Goodbye, Mollie.
##[band playing music]
[people cheering]
(man) Laurel wood, eh?
Ain't no hard feelings
on our part, Mr. Barrows.
I'd put you in jail but for
one thing. You like us, eh?
I hate the sight of you.
You've cost me millions.
But you've cured my indigestion.
[both laughing]
(bartender) How come you
ain't out to the big jamboree?
I got something else to do.
...and that this mighty
enterprise maybe unto us...
as the Atlantic of thy strength...
and the Pacific of thy love. Amen.
I'll bet that all them that lies
under the sod between here and Omaha...
would love to see this sight.
They're laying golden rails in Heaven.
And Monahan's giving the angels
a free ride on old McPherson.
He is that.
(Dodge) Ladies and gentlemen...
Dr. Harkness of California.
Ladies and gentlemen...
the last rail needed to complete...
the greatest railroad
enterprise of the world...
has just been laid.
And the last spike...
needed to unite the
Atlantic and the Pacific...
is about to be driven.
(Harkness) To perform these acts...
the East and the West...
have come together.
Never since history commenced
her record of human events...
has man been called upon...
to meet the completion of a work
so magnificent in contemplation...
and so marvelous in execution.
California, within whose borders...
and by whose citizens the Pacific
Railroad was inaugurated...
desires to express her appreciation...
of the vast importance...
[inaudible] to her and
her sister states...
of the great enterprise,
which by your joint action...
is about to be consummated.
From her mines of gold...
she has forged a spike.
From her laurel woods...
she has hewn a tie.
And by the hands of her citizens...
she offers them to become a
part of the great highway...
which is about to unite
her in closer fellowship...
with her sisters of the Atlantic.
From her bosom was taken the first soil.
Let hers be the last
tie and the last spike.
May God confirm the
unity of our country...
as this railroad unites the
two great oceans of the world.
[crowd cheering]
The honorable Leland Stanford...
Governor of California...
and President of the Central Pacific...
will strike the first
blow at the golden spike.
##[band playing]
(girl) Mama, he missed it.
We'll take the will
for the deed, Governor.
The next blow will be struck
by Vice President Durant...

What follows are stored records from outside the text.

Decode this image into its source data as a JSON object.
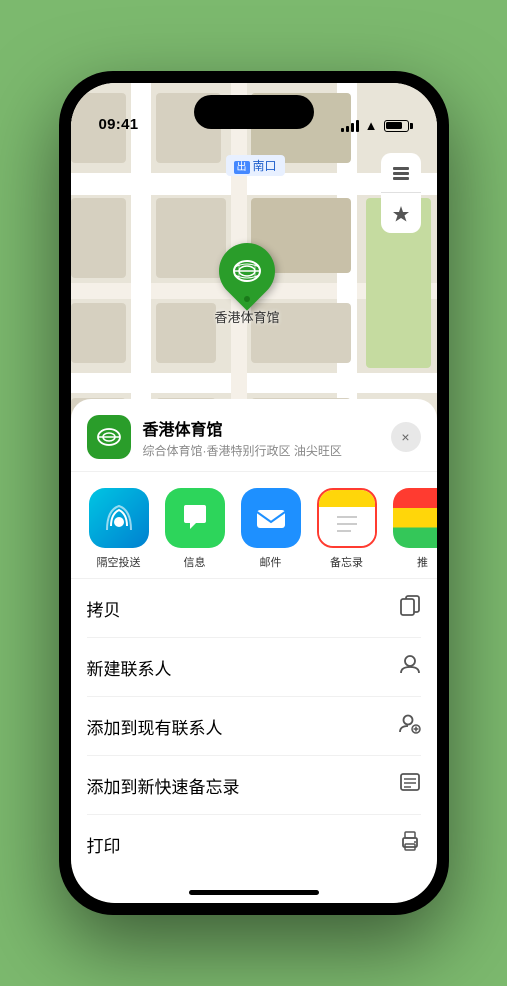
{
  "status_bar": {
    "time": "09:41",
    "location_arrow": "▲"
  },
  "map": {
    "label": "南口",
    "label_prefix": "出"
  },
  "venue": {
    "name": "香港体育馆",
    "subtitle": "综合体育馆·香港特别行政区 油尖旺区"
  },
  "share_items": [
    {
      "id": "airdrop",
      "label": "隔空投送",
      "icon": "📡"
    },
    {
      "id": "messages",
      "label": "信息",
      "icon": "💬"
    },
    {
      "id": "mail",
      "label": "邮件",
      "icon": "✉️"
    },
    {
      "id": "notes",
      "label": "备忘录",
      "icon": "📝"
    },
    {
      "id": "more",
      "label": "推",
      "icon": "•••"
    }
  ],
  "actions": [
    {
      "id": "copy",
      "label": "拷贝",
      "icon": "copy"
    },
    {
      "id": "new-contact",
      "label": "新建联系人",
      "icon": "person"
    },
    {
      "id": "add-contact",
      "label": "添加到现有联系人",
      "icon": "person-add"
    },
    {
      "id": "quick-note",
      "label": "添加到新快速备忘录",
      "icon": "note"
    },
    {
      "id": "print",
      "label": "打印",
      "icon": "print"
    }
  ],
  "close_label": "×",
  "home_indicator": true
}
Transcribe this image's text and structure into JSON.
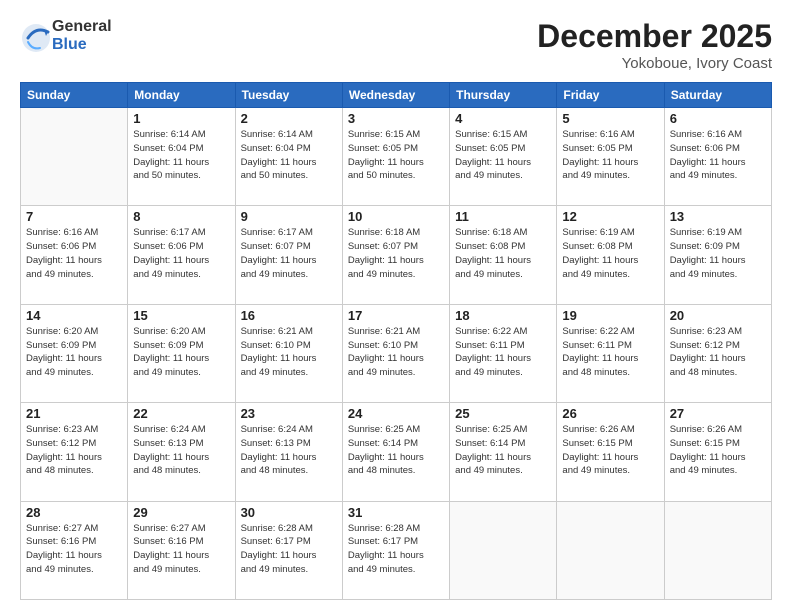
{
  "header": {
    "logo_general": "General",
    "logo_blue": "Blue",
    "month": "December 2025",
    "location": "Yokoboue, Ivory Coast"
  },
  "days_of_week": [
    "Sunday",
    "Monday",
    "Tuesday",
    "Wednesday",
    "Thursday",
    "Friday",
    "Saturday"
  ],
  "weeks": [
    [
      {
        "day": "",
        "info": ""
      },
      {
        "day": "1",
        "info": "Sunrise: 6:14 AM\nSunset: 6:04 PM\nDaylight: 11 hours\nand 50 minutes."
      },
      {
        "day": "2",
        "info": "Sunrise: 6:14 AM\nSunset: 6:04 PM\nDaylight: 11 hours\nand 50 minutes."
      },
      {
        "day": "3",
        "info": "Sunrise: 6:15 AM\nSunset: 6:05 PM\nDaylight: 11 hours\nand 50 minutes."
      },
      {
        "day": "4",
        "info": "Sunrise: 6:15 AM\nSunset: 6:05 PM\nDaylight: 11 hours\nand 49 minutes."
      },
      {
        "day": "5",
        "info": "Sunrise: 6:16 AM\nSunset: 6:05 PM\nDaylight: 11 hours\nand 49 minutes."
      },
      {
        "day": "6",
        "info": "Sunrise: 6:16 AM\nSunset: 6:06 PM\nDaylight: 11 hours\nand 49 minutes."
      }
    ],
    [
      {
        "day": "7",
        "info": "Sunrise: 6:16 AM\nSunset: 6:06 PM\nDaylight: 11 hours\nand 49 minutes."
      },
      {
        "day": "8",
        "info": "Sunrise: 6:17 AM\nSunset: 6:06 PM\nDaylight: 11 hours\nand 49 minutes."
      },
      {
        "day": "9",
        "info": "Sunrise: 6:17 AM\nSunset: 6:07 PM\nDaylight: 11 hours\nand 49 minutes."
      },
      {
        "day": "10",
        "info": "Sunrise: 6:18 AM\nSunset: 6:07 PM\nDaylight: 11 hours\nand 49 minutes."
      },
      {
        "day": "11",
        "info": "Sunrise: 6:18 AM\nSunset: 6:08 PM\nDaylight: 11 hours\nand 49 minutes."
      },
      {
        "day": "12",
        "info": "Sunrise: 6:19 AM\nSunset: 6:08 PM\nDaylight: 11 hours\nand 49 minutes."
      },
      {
        "day": "13",
        "info": "Sunrise: 6:19 AM\nSunset: 6:09 PM\nDaylight: 11 hours\nand 49 minutes."
      }
    ],
    [
      {
        "day": "14",
        "info": "Sunrise: 6:20 AM\nSunset: 6:09 PM\nDaylight: 11 hours\nand 49 minutes."
      },
      {
        "day": "15",
        "info": "Sunrise: 6:20 AM\nSunset: 6:09 PM\nDaylight: 11 hours\nand 49 minutes."
      },
      {
        "day": "16",
        "info": "Sunrise: 6:21 AM\nSunset: 6:10 PM\nDaylight: 11 hours\nand 49 minutes."
      },
      {
        "day": "17",
        "info": "Sunrise: 6:21 AM\nSunset: 6:10 PM\nDaylight: 11 hours\nand 49 minutes."
      },
      {
        "day": "18",
        "info": "Sunrise: 6:22 AM\nSunset: 6:11 PM\nDaylight: 11 hours\nand 49 minutes."
      },
      {
        "day": "19",
        "info": "Sunrise: 6:22 AM\nSunset: 6:11 PM\nDaylight: 11 hours\nand 48 minutes."
      },
      {
        "day": "20",
        "info": "Sunrise: 6:23 AM\nSunset: 6:12 PM\nDaylight: 11 hours\nand 48 minutes."
      }
    ],
    [
      {
        "day": "21",
        "info": "Sunrise: 6:23 AM\nSunset: 6:12 PM\nDaylight: 11 hours\nand 48 minutes."
      },
      {
        "day": "22",
        "info": "Sunrise: 6:24 AM\nSunset: 6:13 PM\nDaylight: 11 hours\nand 48 minutes."
      },
      {
        "day": "23",
        "info": "Sunrise: 6:24 AM\nSunset: 6:13 PM\nDaylight: 11 hours\nand 48 minutes."
      },
      {
        "day": "24",
        "info": "Sunrise: 6:25 AM\nSunset: 6:14 PM\nDaylight: 11 hours\nand 48 minutes."
      },
      {
        "day": "25",
        "info": "Sunrise: 6:25 AM\nSunset: 6:14 PM\nDaylight: 11 hours\nand 49 minutes."
      },
      {
        "day": "26",
        "info": "Sunrise: 6:26 AM\nSunset: 6:15 PM\nDaylight: 11 hours\nand 49 minutes."
      },
      {
        "day": "27",
        "info": "Sunrise: 6:26 AM\nSunset: 6:15 PM\nDaylight: 11 hours\nand 49 minutes."
      }
    ],
    [
      {
        "day": "28",
        "info": "Sunrise: 6:27 AM\nSunset: 6:16 PM\nDaylight: 11 hours\nand 49 minutes."
      },
      {
        "day": "29",
        "info": "Sunrise: 6:27 AM\nSunset: 6:16 PM\nDaylight: 11 hours\nand 49 minutes."
      },
      {
        "day": "30",
        "info": "Sunrise: 6:28 AM\nSunset: 6:17 PM\nDaylight: 11 hours\nand 49 minutes."
      },
      {
        "day": "31",
        "info": "Sunrise: 6:28 AM\nSunset: 6:17 PM\nDaylight: 11 hours\nand 49 minutes."
      },
      {
        "day": "",
        "info": ""
      },
      {
        "day": "",
        "info": ""
      },
      {
        "day": "",
        "info": ""
      }
    ]
  ]
}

of the Union Pacific.
[crowd applauding]
[all laughing]
By doggies, looks to me like this
railroad ain't never going to be finished.
I now call upon the man...
whose financial aid came to
us in a time of great need.
Mr. Asa M. Barrows.
[crowd applauding]
[crowd cheering]
I didn't think he could do it.
Maybe we go drink our health now. Yep.
[both laughing]
The hand is quicker than the eye.
Now stop your flapdoodle
and watch... Miss Mollie...
I can't find Mr. Jeff nowheres...
to tell him Campeau's in
town looking for to shoot him.
Don't worry.
Jeff'll make that tinhorn look
like... But he's not wearing his guns.
Well, that's different.
Use this for an anchor till I get back.
Attention, please!
Before the engines come together...
will everyone please take positions...
for a photograph.
[footsteps approaching]
[gun firing]
I thought you was Butler,
but you had it coming anyway.
Dick. Dick!
Watch yourself.
I'll get you to a doctor
first. No. No use, Jeff.
I've drawn the black deuce.
Bend closer. Mollie...
I'm just a...
I'm just a busted flush.
It's your deal, Jeff.
[gun firing]
Yes, sir.
The very next day she trotted
a mile in two minutes flat.
Thank you!
And so this great nation is united...
with a wedding ring of iron.
Mr. Bradford!
Mr. Booth!
[crowd chattering]
The saints be praised, you're safe.
Where's Dick?
He'll be waiting for us, Mollie...
at the End of Track.
[crowd cheering]
[train whistle blowing]